After battling traffic, I arrived at the Essential Structures warehouse a little before 2, no truck in sight. An hour later the truck arrived. It had gotten a flat tire on the way. A few hours later, everything was loaded and it was time to head to the flat to get the furniture. Did I mention that we were suppose to make it back to Nanyuki that same day and it already after 6pm… Thank you to Andre and Coline for letting me crash with them.
I have never seen Nairobi traffic so bad in all of Nairobi traffic badness. The 20 minute drive to the flat, usually an hour in traffic, took me 2 and a half hours and the truck over 3 hours. The entire city was a parking lot. It is now 10 pm, and as we are getting ready to load the truck, the property manager tells us we need a “gate pass” in order to move things out.
A gate pass??? ODM, the company that manages the apartments, has known we are moving out for weeks and they never mentioned a gate pass. In fact, the flat is being vacated because ODM decided to turn it into office buildings and now they are telling us we cannot move out. The managers wonderful suggestion was to park the truck in the lot for 2 days (the following day was a national holiday) and wait to get the pass. The truck costs $500 a day and I just fought 3 hours of traffic not to mention everything else in the day, and that is the best he could come up with.
Luckily, Andre is good at politely pressuring people, and after an hour, we had our permission. 11’o’clock at night and it is time to load the furniture. I am a walking zombie, but Andre kept me going. I was ready to give up and put moving the furniture off to another complicated day.

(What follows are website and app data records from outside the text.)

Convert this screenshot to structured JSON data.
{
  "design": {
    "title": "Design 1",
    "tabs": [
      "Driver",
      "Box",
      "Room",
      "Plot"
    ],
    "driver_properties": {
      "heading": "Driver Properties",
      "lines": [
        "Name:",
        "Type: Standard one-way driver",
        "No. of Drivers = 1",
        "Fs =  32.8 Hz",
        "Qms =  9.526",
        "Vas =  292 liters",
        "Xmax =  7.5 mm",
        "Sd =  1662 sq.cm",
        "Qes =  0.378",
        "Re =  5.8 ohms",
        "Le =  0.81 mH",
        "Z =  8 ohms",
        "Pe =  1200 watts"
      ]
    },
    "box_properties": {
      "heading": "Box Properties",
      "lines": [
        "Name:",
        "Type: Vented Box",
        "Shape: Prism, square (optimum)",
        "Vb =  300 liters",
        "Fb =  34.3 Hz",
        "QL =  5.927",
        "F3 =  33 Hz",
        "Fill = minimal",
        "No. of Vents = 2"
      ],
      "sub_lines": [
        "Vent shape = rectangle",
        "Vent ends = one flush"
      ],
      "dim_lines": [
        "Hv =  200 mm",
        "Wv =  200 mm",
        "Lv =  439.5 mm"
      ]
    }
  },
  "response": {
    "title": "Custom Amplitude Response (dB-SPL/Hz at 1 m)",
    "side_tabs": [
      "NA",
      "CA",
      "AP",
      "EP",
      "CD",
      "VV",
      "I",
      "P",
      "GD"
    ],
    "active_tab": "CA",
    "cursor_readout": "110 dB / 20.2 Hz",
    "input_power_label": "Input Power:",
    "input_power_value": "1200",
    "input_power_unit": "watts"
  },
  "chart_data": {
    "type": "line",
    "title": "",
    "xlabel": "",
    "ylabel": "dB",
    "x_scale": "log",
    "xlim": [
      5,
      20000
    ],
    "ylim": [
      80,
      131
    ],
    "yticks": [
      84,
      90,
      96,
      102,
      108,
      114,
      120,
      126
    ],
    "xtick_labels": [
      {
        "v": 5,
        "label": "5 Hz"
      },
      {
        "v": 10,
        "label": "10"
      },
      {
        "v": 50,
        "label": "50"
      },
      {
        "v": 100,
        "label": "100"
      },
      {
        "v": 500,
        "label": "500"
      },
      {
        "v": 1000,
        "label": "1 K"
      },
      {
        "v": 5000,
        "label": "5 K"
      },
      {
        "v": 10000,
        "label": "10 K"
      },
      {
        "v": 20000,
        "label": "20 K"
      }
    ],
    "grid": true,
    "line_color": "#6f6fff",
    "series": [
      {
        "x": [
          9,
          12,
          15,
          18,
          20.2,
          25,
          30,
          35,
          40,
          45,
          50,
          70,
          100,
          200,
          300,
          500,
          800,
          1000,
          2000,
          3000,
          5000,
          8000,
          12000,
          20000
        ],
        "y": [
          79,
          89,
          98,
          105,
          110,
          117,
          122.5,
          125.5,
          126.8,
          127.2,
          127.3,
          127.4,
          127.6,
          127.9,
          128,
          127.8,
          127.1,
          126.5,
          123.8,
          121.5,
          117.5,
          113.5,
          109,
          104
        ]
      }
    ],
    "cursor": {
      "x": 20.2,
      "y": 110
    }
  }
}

A few hours of rest and it was time to hit the road the next day. The truck was ahead of me as the guys slept at a truck stop and got an early start. I figured I would catch up at some point.
Before leaving, we loaded a couch in my car and some other items from the flat. Also, Andre and Coline were moving out of the flat and into their new place, so we loaded their car too. Again we were harassed by management, but we just pushed on as it was just a few items.

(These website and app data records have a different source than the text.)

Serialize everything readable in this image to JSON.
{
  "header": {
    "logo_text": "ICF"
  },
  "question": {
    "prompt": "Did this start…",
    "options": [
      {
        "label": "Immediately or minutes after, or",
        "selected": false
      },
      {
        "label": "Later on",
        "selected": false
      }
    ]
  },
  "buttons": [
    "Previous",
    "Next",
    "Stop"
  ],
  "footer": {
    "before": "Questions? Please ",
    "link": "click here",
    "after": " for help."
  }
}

The truck offloaded the furniture in Nanyuki and then continued on to the site. I caught up with them at the site in time to see them trying to dig the truck out of the mud.
I wasn’t at all surprised. I actually double checked that I had my tow straps because I figured there was a 90% chance they would drive off the main road to get closer and sink in the mud. It happens every time.

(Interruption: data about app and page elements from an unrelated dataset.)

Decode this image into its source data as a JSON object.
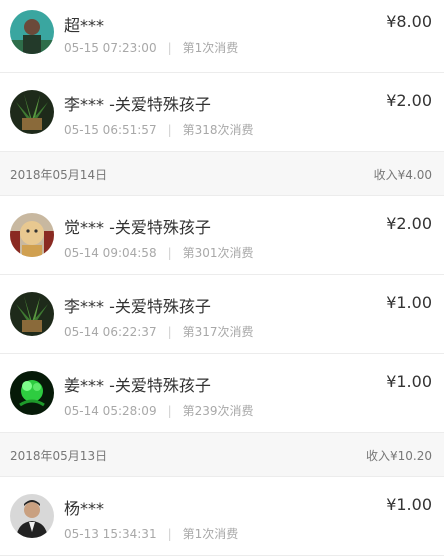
{
  "records": [
    {
      "name": "超***",
      "time": "05-15 07:23:00",
      "count": "第1次消费",
      "amount": "¥8.00",
      "avatar": "person-green-avatar"
    },
    {
      "name": "李*** -关爱特殊孩子",
      "time": "05-15 06:51:57",
      "count": "第318次消费",
      "amount": "¥2.00",
      "avatar": "plant-avatar"
    }
  ],
  "group_1": {
    "date": "2018年05月14日",
    "income": "收入¥4.00"
  },
  "records_1": [
    {
      "name": "觉*** -关爱特殊孩子",
      "time": "05-14 09:04:58",
      "count": "第301次消费",
      "amount": "¥2.00",
      "avatar": "child-avatar"
    },
    {
      "name": "李*** -关爱特殊孩子",
      "time": "05-14 06:22:37",
      "count": "第317次消费",
      "amount": "¥1.00",
      "avatar": "plant-avatar"
    },
    {
      "name": "姜*** -关爱特殊孩子",
      "time": "05-14 05:28:09",
      "count": "第239次消费",
      "amount": "¥1.00",
      "avatar": "green-flower-avatar"
    }
  ],
  "group_2": {
    "date": "2018年05月13日",
    "income": "收入¥10.20"
  },
  "records_2": [
    {
      "name": "杨***",
      "time": "05-13 15:34:31",
      "count": "第1次消费",
      "amount": "¥1.00",
      "avatar": "man-avatar"
    }
  ],
  "separator": "|"
}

First I pulled the tractor out which got stuck trying to pull the truck out. Then as a couple of the men dug out the tires, I helped unload the remaining concrete slabs. Time to put my new snatch strap to the test.
A side note for anyone who likes offroading, get a snatch strap. Unlike tow straps, snatch straps stretch. This allows you to get a running start and not feel a massive jolt when the rope goes tight. I could barely tell I was pulling out a 10 ton truck. It is impossible to understand the difference it makes without trying one. It was unbelievable!
It is now afternoon of the second day, and everything was on site. I went home and crashed because tomorrow we have to lay all the slabs in preparations for the fundis to put up the buildings the next day.